*** DATA TO USE Section Begins ***
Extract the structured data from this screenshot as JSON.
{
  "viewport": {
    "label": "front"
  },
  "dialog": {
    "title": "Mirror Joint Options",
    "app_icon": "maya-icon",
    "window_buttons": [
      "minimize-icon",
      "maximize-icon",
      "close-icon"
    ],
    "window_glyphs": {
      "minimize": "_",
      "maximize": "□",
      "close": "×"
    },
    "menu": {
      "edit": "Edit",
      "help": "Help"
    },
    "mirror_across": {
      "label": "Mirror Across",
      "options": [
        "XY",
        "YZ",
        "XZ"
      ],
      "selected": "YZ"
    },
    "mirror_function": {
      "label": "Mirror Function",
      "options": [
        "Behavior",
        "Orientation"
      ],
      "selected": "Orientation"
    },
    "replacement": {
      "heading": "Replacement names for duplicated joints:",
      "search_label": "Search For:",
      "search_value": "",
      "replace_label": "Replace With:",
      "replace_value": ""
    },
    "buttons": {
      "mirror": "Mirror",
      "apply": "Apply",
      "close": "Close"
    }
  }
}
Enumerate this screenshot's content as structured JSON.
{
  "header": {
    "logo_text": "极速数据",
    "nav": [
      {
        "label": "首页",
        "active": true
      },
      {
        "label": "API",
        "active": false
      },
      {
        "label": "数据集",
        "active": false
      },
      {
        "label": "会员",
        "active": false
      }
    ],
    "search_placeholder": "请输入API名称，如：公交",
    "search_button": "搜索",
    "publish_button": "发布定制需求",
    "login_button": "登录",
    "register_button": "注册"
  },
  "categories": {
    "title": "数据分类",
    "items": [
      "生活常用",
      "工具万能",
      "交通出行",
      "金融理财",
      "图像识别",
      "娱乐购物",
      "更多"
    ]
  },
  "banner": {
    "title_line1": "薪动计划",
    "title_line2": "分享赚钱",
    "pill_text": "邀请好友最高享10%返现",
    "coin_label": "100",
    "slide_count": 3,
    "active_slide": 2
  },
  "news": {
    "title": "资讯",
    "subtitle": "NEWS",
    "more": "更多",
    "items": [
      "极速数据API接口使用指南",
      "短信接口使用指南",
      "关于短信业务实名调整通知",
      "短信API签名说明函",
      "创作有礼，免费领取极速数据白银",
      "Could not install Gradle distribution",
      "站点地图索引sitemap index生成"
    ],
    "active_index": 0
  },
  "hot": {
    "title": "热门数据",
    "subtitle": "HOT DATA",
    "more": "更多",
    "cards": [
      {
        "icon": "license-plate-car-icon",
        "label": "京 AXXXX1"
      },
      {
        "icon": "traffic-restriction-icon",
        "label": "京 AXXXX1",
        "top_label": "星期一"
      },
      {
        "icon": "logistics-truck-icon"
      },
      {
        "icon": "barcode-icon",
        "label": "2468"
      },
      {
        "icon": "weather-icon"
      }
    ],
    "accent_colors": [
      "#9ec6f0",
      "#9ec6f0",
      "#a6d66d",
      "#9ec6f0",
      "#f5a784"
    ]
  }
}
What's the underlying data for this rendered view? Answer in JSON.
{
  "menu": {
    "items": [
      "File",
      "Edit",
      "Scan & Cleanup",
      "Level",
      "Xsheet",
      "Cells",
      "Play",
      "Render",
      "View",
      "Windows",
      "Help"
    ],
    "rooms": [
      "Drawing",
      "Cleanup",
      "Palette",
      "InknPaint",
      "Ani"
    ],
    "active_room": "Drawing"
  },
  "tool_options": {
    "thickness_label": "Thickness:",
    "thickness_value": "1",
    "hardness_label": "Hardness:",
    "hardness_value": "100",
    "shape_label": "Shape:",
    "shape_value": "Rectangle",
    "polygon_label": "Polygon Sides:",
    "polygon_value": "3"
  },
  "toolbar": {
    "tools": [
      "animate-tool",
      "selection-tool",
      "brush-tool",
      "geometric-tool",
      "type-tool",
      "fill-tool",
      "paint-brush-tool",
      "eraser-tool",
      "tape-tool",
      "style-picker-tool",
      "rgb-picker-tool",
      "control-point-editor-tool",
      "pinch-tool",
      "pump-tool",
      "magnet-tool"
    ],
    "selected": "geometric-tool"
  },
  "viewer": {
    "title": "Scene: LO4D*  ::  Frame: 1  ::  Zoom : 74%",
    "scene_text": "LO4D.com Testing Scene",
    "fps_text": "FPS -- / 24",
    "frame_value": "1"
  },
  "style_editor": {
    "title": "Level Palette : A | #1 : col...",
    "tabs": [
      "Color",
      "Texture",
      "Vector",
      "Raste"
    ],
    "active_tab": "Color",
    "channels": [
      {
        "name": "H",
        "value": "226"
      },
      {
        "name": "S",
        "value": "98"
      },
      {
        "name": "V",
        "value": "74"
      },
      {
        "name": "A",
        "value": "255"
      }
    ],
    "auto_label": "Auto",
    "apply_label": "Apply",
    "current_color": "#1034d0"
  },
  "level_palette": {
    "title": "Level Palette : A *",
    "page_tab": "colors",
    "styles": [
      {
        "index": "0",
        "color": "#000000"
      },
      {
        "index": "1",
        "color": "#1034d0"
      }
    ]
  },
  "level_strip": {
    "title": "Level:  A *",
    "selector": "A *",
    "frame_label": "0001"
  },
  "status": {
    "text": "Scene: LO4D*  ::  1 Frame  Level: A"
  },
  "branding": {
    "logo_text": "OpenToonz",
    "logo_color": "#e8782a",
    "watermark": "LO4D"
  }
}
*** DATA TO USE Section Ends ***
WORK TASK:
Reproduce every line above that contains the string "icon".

ANSWER TO THIS PROBLEM:
    "app_icon": "maya-icon",
      "minimize-icon",
      "maximize-icon",
      "close-icon"
        "icon": "license-plate-car-icon",
        "icon": "traffic-restriction-icon",
        "icon": "logistics-truck-icon"
        "icon": "barcode-icon",
        "icon": "weather-icon"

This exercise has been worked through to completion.